WASHINGTON — It was a Minnesota double feature in Politico this weekend.
The Capitol Hill publication previewed the re-election contests for Minnesota Sen. Al Franken and Rep. Michele Bachmann, summarizing Washington political observers’ bullish attitudes, for now, on both Franken’s chances and the possibility of a tight race in the 6th District.
Franken, the former “Saturday Night Live” star and liberal talk show host, worked overtime to put himself in this position. Studiously following the Hillary Clinton Senate playbook, Franken has kept his head down, largely avoided national press and focused on populist issues like privacy and consumer protection. He has cultivated a reputation as a serious lawmaker and amassed a formidable war chest.

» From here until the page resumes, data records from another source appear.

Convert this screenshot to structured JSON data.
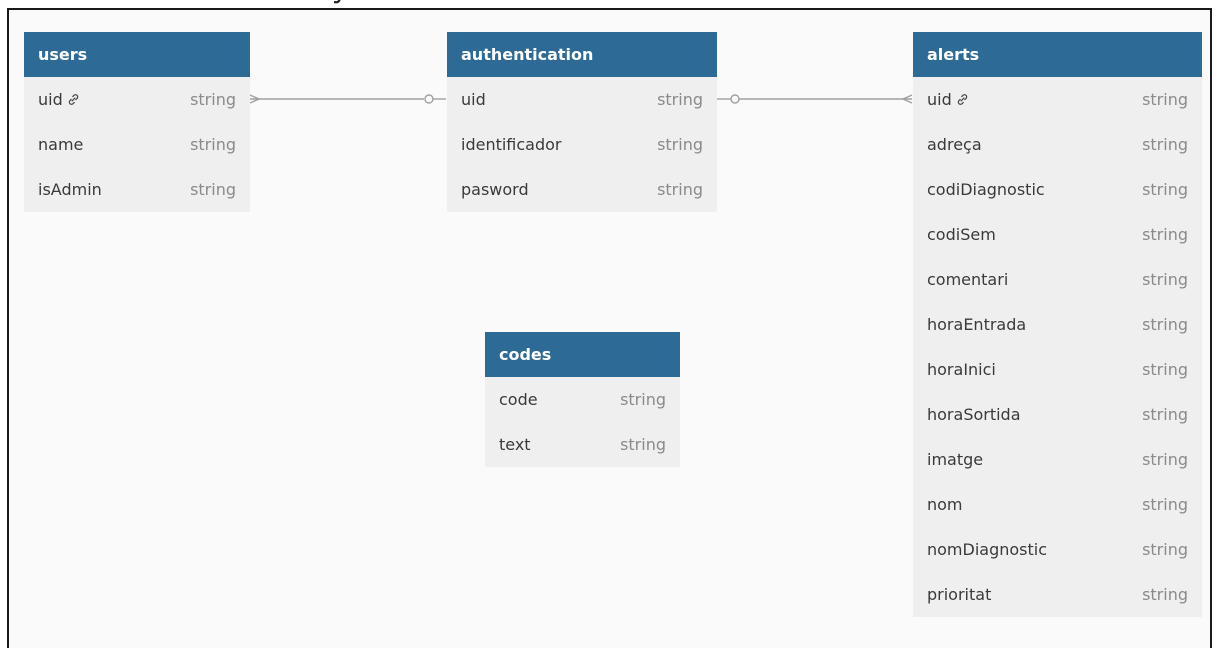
{
  "entities": {
    "users": {
      "name": "users",
      "fields": [
        {
          "name": "uid",
          "type": "string",
          "key": true
        },
        {
          "name": "name",
          "type": "string",
          "key": false
        },
        {
          "name": "isAdmin",
          "type": "string",
          "key": false
        }
      ]
    },
    "authentication": {
      "name": "authentication",
      "fields": [
        {
          "name": "uid",
          "type": "string",
          "key": false
        },
        {
          "name": "identificador",
          "type": "string",
          "key": false
        },
        {
          "name": "pasword",
          "type": "string",
          "key": false
        }
      ]
    },
    "alerts": {
      "name": "alerts",
      "fields": [
        {
          "name": "uid",
          "type": "string",
          "key": true
        },
        {
          "name": "adreça",
          "type": "string",
          "key": false
        },
        {
          "name": "codiDiagnostic",
          "type": "string",
          "key": false
        },
        {
          "name": "codiSem",
          "type": "string",
          "key": false
        },
        {
          "name": "comentari",
          "type": "string",
          "key": false
        },
        {
          "name": "horaEntrada",
          "type": "string",
          "key": false
        },
        {
          "name": "horaInici",
          "type": "string",
          "key": false
        },
        {
          "name": "horaSortida",
          "type": "string",
          "key": false
        },
        {
          "name": "imatge",
          "type": "string",
          "key": false
        },
        {
          "name": "nom",
          "type": "string",
          "key": false
        },
        {
          "name": "nomDiagnostic",
          "type": "string",
          "key": false
        },
        {
          "name": "prioritat",
          "type": "string",
          "key": false
        }
      ]
    },
    "codes": {
      "name": "codes",
      "fields": [
        {
          "name": "code",
          "type": "string",
          "key": false
        },
        {
          "name": "text",
          "type": "string",
          "key": false
        }
      ]
    }
  },
  "relationships": [
    {
      "from": "users.uid",
      "from_end": "many",
      "to": "authentication.uid",
      "to_end": "zero-or-one"
    },
    {
      "from": "authentication.uid",
      "from_end": "zero-or-one",
      "to": "alerts.uid",
      "to_end": "many"
    }
  ],
  "colors": {
    "header": "#2e6a96",
    "body": "#efefef",
    "canvas": "#fafafa",
    "line": "#9e9e9e"
  }
}
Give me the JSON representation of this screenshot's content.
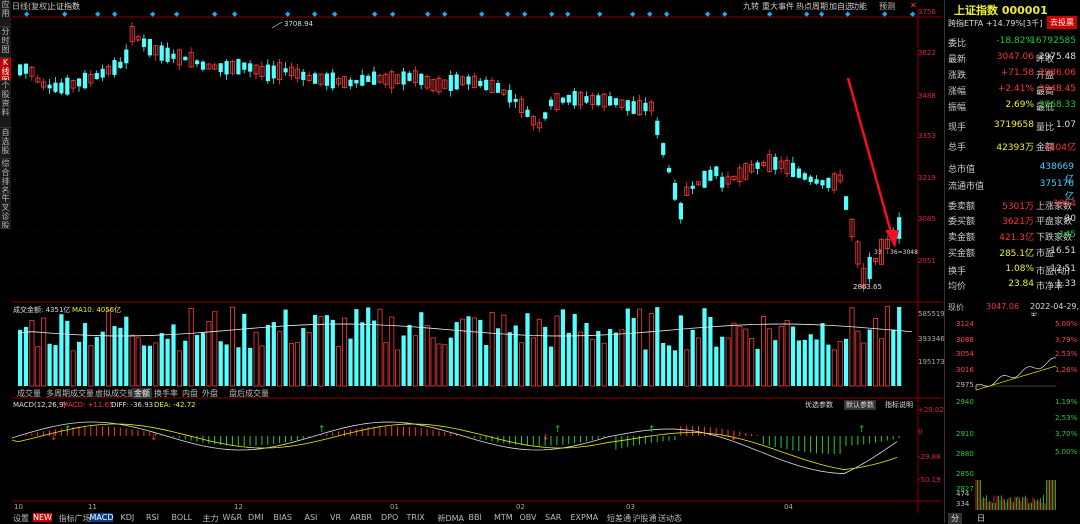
{
  "left_tabs": [
    "应用",
    "分时图",
    "K线图",
    "个股资料",
    "自选股",
    "综合排名",
    "牛叉诊股"
  ],
  "left_tab_selected": 2,
  "title_bar": {
    "period": "日线(复权)",
    "name": "上证指数"
  },
  "top_buttons": [
    "九转",
    "重大事件",
    "热点周期",
    "加自选",
    "功能",
    "预测"
  ],
  "price_axis": [
    "3756",
    "3622",
    "3488",
    "3353",
    "3219",
    "3085",
    "2951"
  ],
  "annotations": {
    "high": "3708.94",
    "low": "2863.65",
    "last_short": "33",
    "tip": "36=3048"
  },
  "volume": {
    "title": "成交金额: 4351亿",
    "ma10": "MA10: 4056亿",
    "axis": [
      "585519",
      "393346",
      "195173"
    ]
  },
  "vol_tabs": [
    "成交量",
    "多周期成交量",
    "虚拟成交量",
    "金额",
    "换手率",
    "内盘",
    "外盘",
    "盘后成交量"
  ],
  "vol_tab_selected": 3,
  "macd": {
    "header": "MACD(12,26,9)",
    "macd_val": "MACD: +11.65",
    "diff": "DIFF: -36.93",
    "dea": "DEA: -42.72",
    "axis": [
      "+29.02",
      "0",
      "-29.88",
      "-50.19"
    ]
  },
  "param_buttons": [
    "优选参数",
    "默认参数",
    "指标说明"
  ],
  "x_months": [
    "10",
    "11",
    "12",
    "01",
    "02",
    "03",
    "04"
  ],
  "bottom_tabs": [
    "设置",
    "NEW",
    "指标广场",
    "MACD",
    "KDJ",
    "RSI",
    "BOLL",
    "主力",
    "W&R",
    "DMI",
    "BIAS",
    "ASI",
    "VR",
    "ARBR",
    "DPO",
    "TRIX",
    "新DMA",
    "BBI",
    "MTM",
    "OBV",
    "SAR",
    "EXPMA",
    "短差通",
    "沪股通",
    "送动态"
  ],
  "bottom_selected": 3,
  "right_panel": {
    "title": "上证指数 000001",
    "etf": "跨指ETFA +14.79%[3千]",
    "ad_label": "去投票",
    "rows": [
      {
        "l": "委比",
        "v": "-18.82%",
        "l2": "",
        "v2": "-16792585"
      },
      {
        "l": "最新",
        "v": "3047.06",
        "l2": "昨收",
        "v2": "2975.48"
      },
      {
        "l": "涨跌",
        "v": "+71.58",
        "l2": "开盘",
        "v2": "2986.06"
      },
      {
        "l": "涨幅",
        "v": "+2.41%",
        "l2": "最高",
        "v2": "3048.45"
      },
      {
        "l": "振幅",
        "v": "2.69%",
        "l2": "最低",
        "v2": "2968.33"
      },
      {
        "l": "现手",
        "v": "3719658",
        "l2": "量比",
        "v2": "1.07"
      },
      {
        "l": "总手",
        "v": "42393万",
        "l2": "金额",
        "v2": "4404亿"
      },
      {
        "l": "总市值",
        "v": "438669亿",
        "l2": "",
        "v2": ""
      },
      {
        "l": "流通市值",
        "v": "375176亿",
        "l2": "",
        "v2": ""
      },
      {
        "l": "委卖额",
        "v": "5301万",
        "l2": "上涨家数",
        "v2": "1954"
      },
      {
        "l": "委买额",
        "v": "3621万",
        "l2": "平盘家数",
        "v2": "30"
      },
      {
        "l": "卖金额",
        "v": "421.3亿",
        "l2": "下跌家数",
        "v2": "145"
      },
      {
        "l": "买金额",
        "v": "285.1亿",
        "l2": "市盈",
        "v2": "16.51"
      },
      {
        "l": "换手",
        "v": "1.08%",
        "l2": "市盈(动)",
        "v2": "12.51"
      },
      {
        "l": "均价",
        "v": "23.84",
        "l2": "市净率",
        "v2": "1.33"
      }
    ],
    "date_row": {
      "label": "现价",
      "price": "3047.06",
      "date": "2022-04-29,五"
    },
    "mini_left_axis": [
      "3124",
      "3088",
      "3054",
      "3016",
      "2975",
      "2940",
      "2910",
      "2880",
      "2850",
      "2827",
      "474",
      "334"
    ],
    "mini_right_axis": [
      "5.00%",
      "3.79%",
      "2.53%",
      "1.26%",
      "1.19%",
      "2.53%",
      "3.70%",
      "5.00%"
    ],
    "mini_tabs": [
      "分",
      "日"
    ]
  }
}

Also of help: Minnesota — genuinely purple a decade ago — has taken on a more bluish hue. And the state Republican Party is reeling, debt-ridden and seeking to find its way after its Ron Paul-affiliated Senate nominee lost to Sen. Amy Klobuchar by 34 points in November. …
Republicans hope national atmospherics, specifically the growing unpopularity of Obamacare and the scandals enveloping Obama, will help put Minnesota in play. They believe 2014 will be a bad year for incumbents in general, and that while Franken is no doubt the favorite at the moment, the race is not lost for the GOP.
Bachmann’s political standing at home has been tenuous before, despite occupying a district that tilts conservative. In 2008, weeks after a damaging TV appearance in which she said then-Democratic presidential candidate Barack Obama “may have anti-American views,” she defeated her Democratic foe by just 3 percentage points.
And then came her 2012 race against Graves, when she found herself on defense over skipping congressional votes in order to wage a quixotic presidential campaign.
In one sign of her precarious standing, Bachmann recently began running TV commercials highlighting her role in sponsoring legislation to repeal Obama’s health care bill — an unusually early time in the election season to start airing ads. And Republicans say they’re assured by the congresswoman’s busy in-district schedule — as of late, she seems more focused on holding town halls than on making headlines. …
Still, Graves’s road to unseating Bachmann is a narrow one. Without Obama on the ballot, he could have a harder time motivating Democratic voters to come out to the polls.
And for all of Bachmann’s vulnerabilities, she has the benefit of running in a 6th District that’s the most conservative in the state.
Race previews 18 months out from Election Day are really stage-setters more than anything else, and Minnesota politics geeks won’t find too much new material in either piece. But the stories detail the conventional wisdom at the moment — the question is how that will change over the next year and a half.
Devin Henry can be reached at email@example.com.